Lake of the Arbuckles

Arbuckle Dam and Reservoir

Most of the National Recreational Area is taken up by the 2,350 acre (950 ha) Lake of the Arbuckles and the prairie and woodland along its shores. The scenic lake is a principal water supply reservoir for the city of Ardmore, some 30 mi (48 km) to the southwest. Lake of the Arbuckles was built by the Bureau of Reclamation in 1966 by impounding Rock Creek. Water quality and clarity are excellent. The Oklahoma Department of Wildlife Conservation has rated the lake as the best for bass fishing in the state.[11] The lake features 36 miles of shoreline. Fishing is permitted year-round for crappie, catfish, largemouth bass, white bass and bluegill. Facilities include three campgrounds for tents and RVs, picnic areas, public restrooms, boat docks and ramps, and several miles of multi-use trails.[10] Hunting is also allowed, and typically hunted species are quail, turkey, squirrel, rabbit, dove, ducks, geese, and deer. However, due to heavy hunting pressure and small area size, game is declining and trapping is prohibited. Hunting regulations and certain special rules (such as not killing male deer), are designed to regulate the hunt.[12]


  1. "Listing of acreage as of December 31, 2011". Land Resource Division, National Park Service. Retrieved 2012-12-16.<templatestyles src="Module:Citation/CS1/styles.css"></templatestyles>
  2. "NPS Annual Recreation Visits Report". National Park Service. Retrieved 2012-12-26.<templatestyles src="Module:Citation/CS1/styles.css"></templatestyles>
  3. 3.0 3.1 Constance A. Rudd, "Chickasaw National Recreation Area." Encyclopedia of Oklahoma History and Culture.
  4. Chickasaw National Recreation Area - History & Culture (U.S. National Park Service)
  5. National Park Service. Chickasaw National Recreation Area. Remembering Platt National Park.
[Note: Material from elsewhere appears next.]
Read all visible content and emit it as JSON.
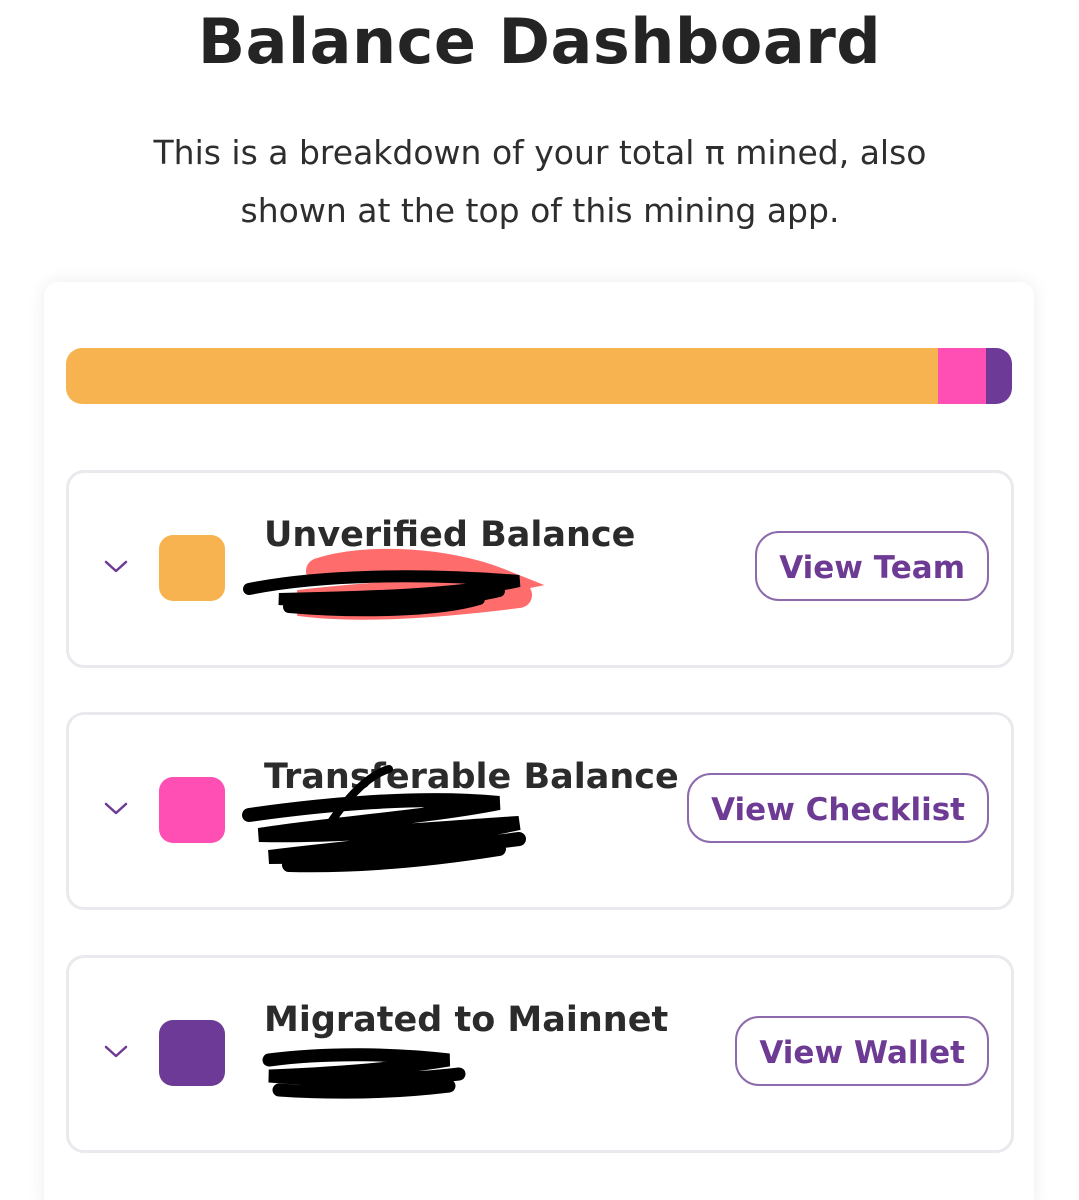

Retrieved December 22, 2013.
  6. National Park Service. Chickasaw National Recreation Area. "Creating the Park:1902-1910."Retrieved December 24, 2013.
  7. National Park Service. Chickasaw National Recreation Area. "The Civilian Conservation Corps at Platt National Park." Retrieved December 24, 2013.
  8. Cold Splinters. "Platt National Park/Oklahoma Oasis." Retrieved December 22, 2013.
  9. Michael Overall, "Chickasaw quarter to debut as part of special coin series", Tulsa World, November 16, 2011.
  10. 10.0 10.1 "Chickasaw National Recreation Area" Visitors Guide, National Park Service.
  11. accessed on 6-28-2010
  12. "Hunting - Chickasaw National Recreation Area". National Park Service. Retrieved 2012-12-16.<templatestyles src="Module:Citation/CS1/styles.css"></templatestyles>

Further reading

External links